• **TRY IT**
Each entry is to be retyped exactly as it appears, and each image is to be dropped.

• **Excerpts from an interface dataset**

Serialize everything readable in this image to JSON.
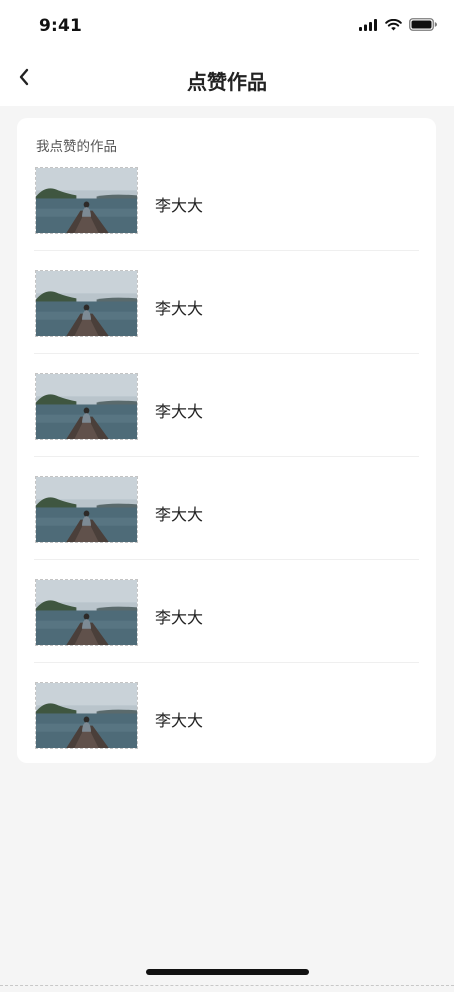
{
  "status_bar": {
    "time": "9:41",
    "icons": [
      "signal-icon",
      "wifi-icon",
      "battery-icon"
    ]
  },
  "nav": {
    "back_icon": "chevron-left-icon",
    "title": "点赞作品"
  },
  "section": {
    "label": "我点赞的作品"
  },
  "works": [
    {
      "title": "李大大"
    },
    {
      "title": "李大大"
    },
    {
      "title": "李大大"
    },
    {
      "title": "李大大"
    },
    {
      "title": "李大大"
    },
    {
      "title": "李大大"
    }
  ],
  "colors": {
    "page_background": "#f5f5f5",
    "card_background": "#ffffff",
    "text_primary": "#222222",
    "text_secondary": "#555555"
  }
}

• **FINISHED TASK**
Serialize everything readable in this image to JSON.
{
  "status_bar": {
    "time": "9:41",
    "icons": [
      "signal-icon",
      "wifi-icon",
      "battery-icon"
    ]
  },
  "nav": {
    "back_icon": "chevron-left-icon",
    "title": "点赞作品"
  },
  "section": {
    "label": "我点赞的作品"
  },
  "works": [
    {
      "title": "李大大"
    },
    {
      "title": "李大大"
    },
    {
      "title": "李大大"
    },
    {
      "title": "李大大"
    },
    {
      "title": "李大大"
    },
    {
      "title": "李大大"
    }
  ],
  "colors": {
    "page_background": "#f5f5f5",
    "card_background": "#ffffff",
    "text_primary": "#222222",
    "text_secondary": "#555555"
  }
}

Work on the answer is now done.